Or third, or I suppose now I’m starting on a fourth…
I first published this post after releasing my first novel in 2019. Since then, I completed the second book that I was writing about and released it as Where Shall I Flee? in November of 2021.
Now I’m working to edit a novella, Pearl Harbor Ghosts, and doing research for a story set in the Philippines, and…let me tell you, this post may be a couple of years old, but the struggle continues!
This June, after years of research, rewrites, and editing, I published my first novel.
Putting my paper and binding “baby” out into the world was exhilarating, terrifying, exhausting… but it’s done! That mountain is scaled!
And then… I had the first reader ask, “When’s the next one coming out?!”
Don’t misunderstand me- having people ask for more is hugely gratifying. Someone read my work, and they want to read more- willingly? And they aren’t even relatives? Of course the question made me smile…
…while also making my palms sweat and my heart race.
Why? Because, friends, even with a first draft of my second novel written, in many ways, I’m finding that writing the second book is much harder than writing the first.
The Challenge of Being “On The Clock”
When I wrote my first novel, only a select few people knew I was working on it. I had years- years– to become comfortable with the story before putting it in front of anyone I hadn’t hand-selected. I had as much time as I wanted to edit, research, re-edit, get readers and so on.
Now…now I’ve got one book out, and I can’t help but feel that the clock is ticking.
It seems to be pretty common philosophy in the literary market that if authors want to maintain visibility, they’ve got to keep publishing. After all, the market is swamped. Several writing sources recommend publishing at least four novels. A YEAR.
In a word- HA!
Now, full disclosure, while I take my writing seriously, I’m not looking at it as a major source of income- it won’t work for my family at this stage of our life.
Still, I have hard time doing anything halfway. Trying to compromise, I’d hoped to maybe manage one a year… but then I realized that the next challenge was facing me.
The Challenge of Different Seasons of Life
When I wrote my first novel, I had three children who still napped or had “quiet time” every afternoon. I taught one Art class a week, and did some church music.
Now, all three kids are past napping if I want them to sleep at night, I’m teaching twelve class periods a week, still doing some music…and I’m trying to get a novel written in less than half the time it took to write that first one.

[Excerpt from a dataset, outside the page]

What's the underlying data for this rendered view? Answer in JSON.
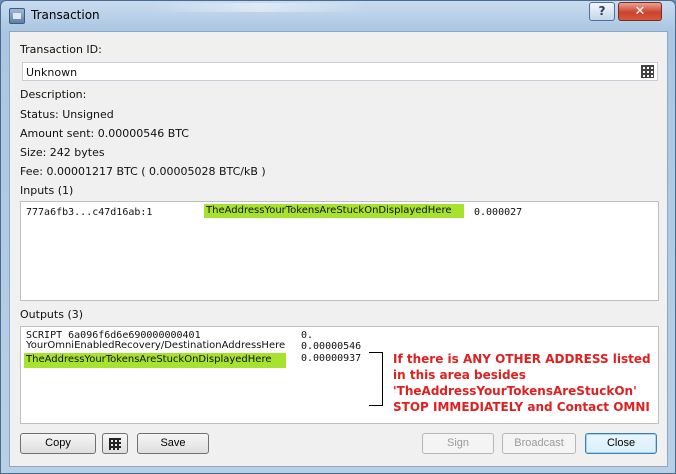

I wish I had an easy answer- a way to reorganize or prioritize that meant writing was possible without failing to do my very best at my other roles. Sorry. I don’t.
The best I have is the realization I’ve come to: we go through different seasons of life. Each has its challenges and its blessings, and those affect what we can do during those times.
Will my current season allow me to get the second novel ready to go by next summer? I guess we’ll see. Will I get it done? As far as it’s up to me, barring cataclysmic events- yes. In time.
Now, I knew that my personal life would challenge my ability to write. However, I didn’t expect my first book to create problems for me….
The Challenge of Letting Go of the First Book
I spent a long time with the fictional characters of my first book. I followed them around and messed with their lives for years. If this weren’t all just on paper, they’d probably have been justified in seeking a restraining order. (“Officer, she just won’t leave us alone!”)
And now…now I hardly see them anymore.
It might sound strange, but I miss writing that story. I miss the familiarity of it, the characters I grew fond of, and even the ones I wouldn’t really want to pal around with in real life- I’m used to them.
I like this second book too, and I am excited about its potential…but it’s a completely different animal from the first novel. Different themes. Different nationalities. A compressed time frame. And a whole new cast of “people” to get to know.
Making new friends is hard.
The Challenge of Starting Over
Aside from the wrench of pulling away from my old story, there’s the fact that writing a novel is an awful lot of work.
I’ve got a rough draft over 50,000 words. (Thank you, Nanowrimo!) That’s something, but not enough.
Half of the characters are barely developed.
The middle of the story is squishy.
I’m still not sure who’s going to survive to the end.
And the research…I need to find answers to dozens of questions about terrain, climate, history…and the best part is that since I started the book a couple of years back, even the research that I HAVE done is fragmented and tucked away in the cobwebby parts of my brain.
Having “climbed the mountain” of completing a novel and made it safely over, I’ll admit: it’s daunting to find myself standing at the foot of a brand NEW mountain. I stare up at all of the work that it will take to climb it, not sure I’ve got what it takes to make it happen again.
Of course, there’s only one way to find out.
Thanks for coming along on this part of the journey with me today!
Writers- how’s your journey going? Readers- any thoughts on things to make second (or third or fourth) books fabulous?